Shaker Used in Biophysics Feather Vibration Studies
Professor Uses SmartShaker™ to Simulate Peacock Mating Display
When Dr. Suzanne Amador Kane, Professor of Physics and Astronomy at Haverford College, was looking for a way to mimic the low-frequency vibration of peacock mating displays in her physics lab, she needed a mechanical shaker that could stand up to the job.
Kane studies mating displays and feather vibration of large birds such as the peacock, peacock pheasant, and great argus pheasant. Males of these species rattle a long train of tail feathers in an effort to attract a mate. Kane needed to shake large, unwieldy assemblies horizontally at relatively low frequencies and high amplitude to mimic the whole body motions of the natural shaking of the animal. She knew that the lightweight mechanical wave driver she had previously used to shake individual feathers couldn’t supply the energy needed for larger assemblies and a “beefier” shaker would be required. Thanks to the SmartShaker from The Modal Shop, beefier did not translate to large, unwieldy, and inconvenient.
A number of features made the K2007E01 SmartShaker the right tool for Dr. Kane’s lab:

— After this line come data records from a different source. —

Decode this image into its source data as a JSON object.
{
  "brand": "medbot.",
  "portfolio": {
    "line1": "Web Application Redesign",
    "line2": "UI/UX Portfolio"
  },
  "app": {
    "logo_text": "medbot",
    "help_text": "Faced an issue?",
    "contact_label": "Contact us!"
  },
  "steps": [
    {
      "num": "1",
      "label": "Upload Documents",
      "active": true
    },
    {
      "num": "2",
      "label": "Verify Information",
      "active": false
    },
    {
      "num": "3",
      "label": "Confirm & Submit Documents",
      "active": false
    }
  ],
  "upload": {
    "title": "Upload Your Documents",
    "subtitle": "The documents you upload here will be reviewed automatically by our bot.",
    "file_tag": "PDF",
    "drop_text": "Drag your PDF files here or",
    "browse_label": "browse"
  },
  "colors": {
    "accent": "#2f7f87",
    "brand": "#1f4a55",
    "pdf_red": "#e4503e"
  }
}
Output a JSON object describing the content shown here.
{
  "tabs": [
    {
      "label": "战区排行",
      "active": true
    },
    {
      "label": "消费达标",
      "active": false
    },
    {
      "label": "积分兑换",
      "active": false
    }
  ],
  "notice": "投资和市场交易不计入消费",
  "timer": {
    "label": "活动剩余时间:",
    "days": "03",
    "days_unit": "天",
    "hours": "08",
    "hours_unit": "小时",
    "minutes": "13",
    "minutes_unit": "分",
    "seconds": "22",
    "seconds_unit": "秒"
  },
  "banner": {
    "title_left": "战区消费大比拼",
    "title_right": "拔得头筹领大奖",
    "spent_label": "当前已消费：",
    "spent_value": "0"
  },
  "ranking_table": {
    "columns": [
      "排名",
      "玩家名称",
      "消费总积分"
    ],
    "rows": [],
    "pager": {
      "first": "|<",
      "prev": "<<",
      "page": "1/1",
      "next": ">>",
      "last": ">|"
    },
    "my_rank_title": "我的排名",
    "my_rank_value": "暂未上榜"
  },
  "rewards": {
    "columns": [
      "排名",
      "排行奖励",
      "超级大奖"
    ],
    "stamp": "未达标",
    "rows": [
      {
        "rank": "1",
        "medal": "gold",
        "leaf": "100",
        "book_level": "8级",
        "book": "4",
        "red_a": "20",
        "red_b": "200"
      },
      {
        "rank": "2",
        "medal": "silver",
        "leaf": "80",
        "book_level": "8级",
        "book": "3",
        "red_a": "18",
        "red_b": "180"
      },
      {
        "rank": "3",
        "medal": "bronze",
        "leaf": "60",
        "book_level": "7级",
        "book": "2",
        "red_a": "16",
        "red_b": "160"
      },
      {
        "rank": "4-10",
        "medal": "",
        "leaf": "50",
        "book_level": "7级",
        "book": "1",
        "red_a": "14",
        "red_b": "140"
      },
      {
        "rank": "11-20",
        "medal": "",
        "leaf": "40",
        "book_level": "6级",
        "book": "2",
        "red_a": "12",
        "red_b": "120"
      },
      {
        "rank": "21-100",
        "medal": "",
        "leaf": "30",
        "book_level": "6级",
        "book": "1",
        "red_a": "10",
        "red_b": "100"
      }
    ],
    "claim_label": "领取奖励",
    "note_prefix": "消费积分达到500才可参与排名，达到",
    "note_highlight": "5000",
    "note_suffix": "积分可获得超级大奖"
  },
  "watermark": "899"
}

- Small, portable design
- Frequency response down to low frequencies
- Ability to shake large assemblies, even those with high damping
- Flexible and easy coupling options
- Convenient, integrated power amplifier
- Ability to drive the shaker with a function generator or dynamic signal analyzer
According to Kane, the shaker is a “one step solution” and has been a great addition to her lab. Her research into feather vibration is ongoing, and as she studies more species of pheasants, the SmartShaker will play a central role in gathering data.
The SmartShaker is versatile for use in a wide variety of applications. In addition to biophysics and biomechanics applications and animal vibration studies, the team of physicists at Haverford College has plans to use the shaker to model geophysical processes and particle-scale interactions.
To learn more about Dr. Kane’s research, see this article from Discover Magazine or Dr. Kane’s Haverford College homepage.